Another set of funding from HAVA was divided out to states in 2018. California received more than $34 million, and according to financial records has spent just 1% of the grant so far.
California was asked to improve in cyber security, vote center implementation and training.
Locally, how much is handed out varies a lot. Smaller San Benito County received just $10,000 in HAVA funding. That money’s going into upgrading and updating computer servers, which will happen at the start of the new year.
Since 2018 in Santa Cruz, the county’s been awarded almost $2 million. A half a million dollars has already been spent on the new electronic voting system.
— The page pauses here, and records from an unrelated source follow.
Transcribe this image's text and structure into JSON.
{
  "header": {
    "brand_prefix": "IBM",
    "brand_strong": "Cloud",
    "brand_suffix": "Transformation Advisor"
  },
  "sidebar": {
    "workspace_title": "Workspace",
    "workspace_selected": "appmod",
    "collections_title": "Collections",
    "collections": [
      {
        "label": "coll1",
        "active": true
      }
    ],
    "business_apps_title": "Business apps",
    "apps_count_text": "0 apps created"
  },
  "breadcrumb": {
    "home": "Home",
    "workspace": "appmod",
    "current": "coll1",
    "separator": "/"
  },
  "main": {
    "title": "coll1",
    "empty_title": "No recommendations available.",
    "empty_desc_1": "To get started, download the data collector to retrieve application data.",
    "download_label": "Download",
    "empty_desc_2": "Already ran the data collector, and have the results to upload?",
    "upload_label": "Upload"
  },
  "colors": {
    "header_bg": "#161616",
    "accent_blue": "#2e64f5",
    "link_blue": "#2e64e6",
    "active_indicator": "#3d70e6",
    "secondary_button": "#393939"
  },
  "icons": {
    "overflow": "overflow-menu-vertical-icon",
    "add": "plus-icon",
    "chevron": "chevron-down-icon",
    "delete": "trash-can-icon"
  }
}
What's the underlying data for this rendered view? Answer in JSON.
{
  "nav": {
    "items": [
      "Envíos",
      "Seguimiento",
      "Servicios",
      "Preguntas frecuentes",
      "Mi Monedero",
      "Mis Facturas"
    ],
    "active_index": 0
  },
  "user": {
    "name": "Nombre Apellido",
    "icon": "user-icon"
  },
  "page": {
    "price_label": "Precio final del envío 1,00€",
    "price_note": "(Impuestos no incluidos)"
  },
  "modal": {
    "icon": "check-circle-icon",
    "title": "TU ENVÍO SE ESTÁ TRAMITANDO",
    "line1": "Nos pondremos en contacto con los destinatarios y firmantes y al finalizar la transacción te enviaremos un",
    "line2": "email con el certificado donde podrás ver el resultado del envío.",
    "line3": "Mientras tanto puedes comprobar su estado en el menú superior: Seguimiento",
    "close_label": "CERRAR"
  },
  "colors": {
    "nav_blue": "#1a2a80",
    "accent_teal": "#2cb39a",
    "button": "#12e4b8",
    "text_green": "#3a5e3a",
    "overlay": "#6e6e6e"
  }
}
That system was rolled out in the March primaries. More drop off boxes were added and new laptops were purchased for the voter service centers. Dual authentication badges were added for staff to increase security.
In 2020, HAVA funds have mostly been doled out in response to COVID-19.
Monterey County is using its 2020 grant for pandemic related upgrades mostly on safety, like personal protective equipment and new staff training. They have also purchased new equipment for processing the county's projected highest number of vote-by-mail ballots ever.
Similarly in Santa Cruz, almost $200,000 have been used this year on PPE, voting barriers, extra staffing and online training.
In 2020 alone, $425 million in HAVA election security funds have been awarded to help make voting more reliable and safer in the U.S.